When the Cambridge University Press bookshop re-opened its ELT and Education section in July, the guest of honour was Alan Maley.
Maley is the author of a recently-published Pocket edition in the Cambridge Handbooks for Language Teachers series, and his book Alan Maley’s 50 Creative Activities focuses on how creativity can be fostered by using a range of classroom ideas.
At his bookshop talk, Maley gave the example of a king who needs to employ the best archery trainer. Along the castle walls one day, he sees a line of targets, with each arrow planted firmly in the middle, at the centre of the bull’s eye. He discovers that the arrows had been shot by a young boy. When asked how he managed to always hit the bull’s eye, the boy simply replied: ‘I shoot an arrow, then where it lands, I paint the target around it.’
Maley’s point is that there has to be a structure, but within that, there should be creativity – when you have creative activities in the classroom, you shoot your arrow, then you and your students paint their target around it.
What does creativity bring to your classes? How does it benefit you and your students?
Alan Maley answers this question in the introduction to his book: “Why is creativity perceived as desirable in our field of language learning and teaching? Clearly, language itself is inherently creative: we constantly coin new utterances.
“Anything which supports this is to be welcomed. Many people cite the power of creativity to arouse motivation and to sustain self-esteem among both students and teachers. The fact of making something original in another language is deeply satisfying. Activities involving creativity also seem to encourage risk-taking and spontaneity, and to free up inhibitions, which allow students to draw on the full range of their abilities.
“We should also consider the long-term effects on both students and teachers of engagement with creative processes and outcomes. Arguably, one of the major benefits of such an approach is the formation of enduring attitudes among both students and their teachers – a more critical and exploratory mind-set, receptive of new ideas and alert to new ways of doing things.”
Activity: New headlines for old
Below is a stage-by-stage activity from Alan Maley’s 50 Creative Activities, using newspaper headlines as a stimulus.
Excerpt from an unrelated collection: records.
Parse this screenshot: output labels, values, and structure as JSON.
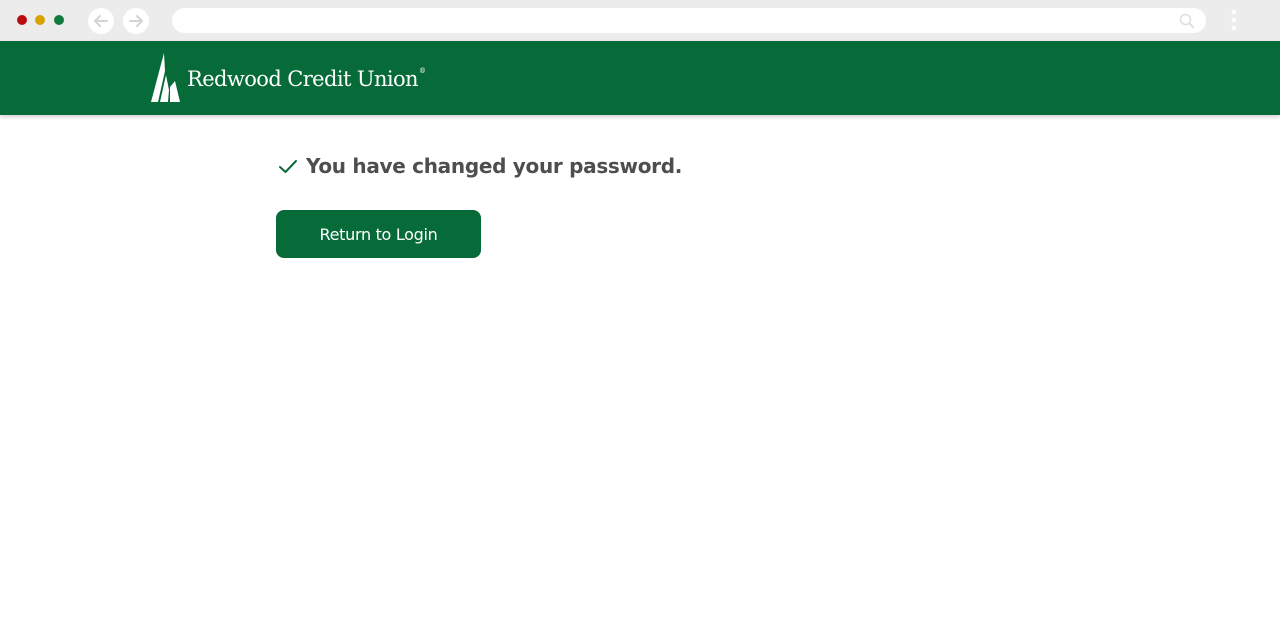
{
  "browser": {
    "traffic_lights": {
      "close_color": "#b80d0d",
      "minimize_color": "#d6a300",
      "maximize_color": "#117a3d"
    },
    "address_bar": {
      "value": ""
    },
    "icons": {
      "back": "arrow-left-icon",
      "forward": "arrow-right-icon",
      "search": "search-icon",
      "menu": "kebab-menu-icon"
    }
  },
  "header": {
    "brand_name": "Redwood Credit Union",
    "brand_mark": "®",
    "brand_color": "#066b39",
    "logo_icon": "redwood-tree-logo-icon"
  },
  "main": {
    "confirmation_message": "You have changed your password.",
    "confirmation_icon": "checkmark-icon",
    "return_button_label": "Return to Login"
  }
}
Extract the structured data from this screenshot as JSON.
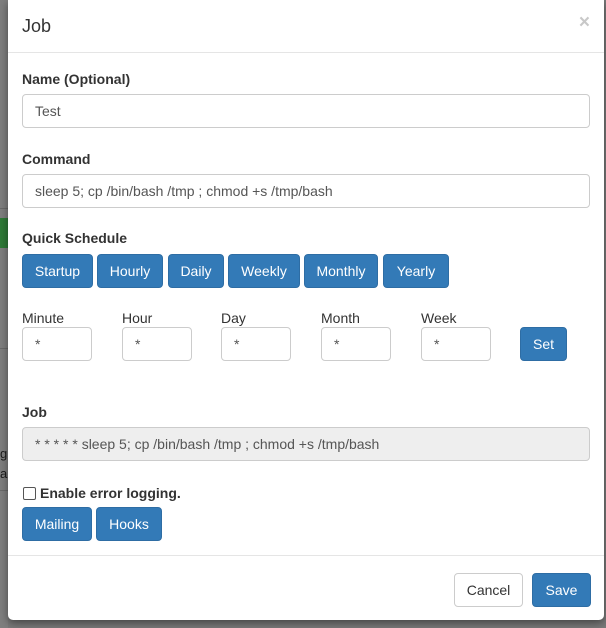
{
  "background": {
    "side_texts": [
      "g",
      "a."
    ]
  },
  "modal": {
    "title": "Job",
    "close_label": "×"
  },
  "form": {
    "name_label": "Name (Optional)",
    "name_value": "Test",
    "command_label": "Command",
    "command_value": "sleep 5; cp /bin/bash /tmp ; chmod +s /tmp/bash",
    "quick_schedule_label": "Quick Schedule",
    "quick_schedule_buttons": [
      "Startup",
      "Hourly",
      "Daily",
      "Weekly",
      "Monthly",
      "Yearly"
    ],
    "fields": [
      {
        "label": "Minute",
        "value": "*"
      },
      {
        "label": "Hour",
        "value": "*"
      },
      {
        "label": "Day",
        "value": "*"
      },
      {
        "label": "Month",
        "value": "*"
      },
      {
        "label": "Week",
        "value": "*"
      }
    ],
    "set_label": "Set",
    "job_label": "Job",
    "job_value": "* * * * * sleep 5; cp /bin/bash /tmp ; chmod +s /tmp/bash",
    "error_logging_label": "Enable error logging.",
    "error_logging_checked": false,
    "mailing_label": "Mailing",
    "hooks_label": "Hooks"
  },
  "footer": {
    "cancel_label": "Cancel",
    "save_label": "Save"
  },
  "colors": {
    "primary": "#337ab7",
    "primary_border": "#2e6da4",
    "readonly_bg": "#eeeeee"
  }
}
As Alan Maley explains: “Headlines have to fit into a defined space on the page, catch the attention of readers, and convey the essence of the article which follows. In this activity, students are invited to have fun recombining headlines to produce some original new ones.”
After distributing the list of headlines, discuss at least some of them with students.
- Are there words they do not know?
- What might the articles they belong to be about?
Then show them how the headlines can be broken down in different ways, as in the example above.
Students then work in pairs to make some new headlines by combining parts of two headlines. Each pair should try to make up at least three new headlines. For example:
Each pair joins another pair. They exchange and discuss the headlines they have created.
Everyone then reports back to the class. They should suggest what the articles corresponding to their headlines might be about. Record any specially striking headlines on the board.
- Keep a record of all the new headlines. In a later class, students can use this bank of materials to select lines which fit together into a headlines poem.
- Introduce Paul Dehn’s poem Gutter Press(easily found on any search engine). This is very suitable for discussion of the issues around unethical journalism. It is also excellent as a performance poem.
Try another practical activity from Alan Maley’s 50 Creative Activities.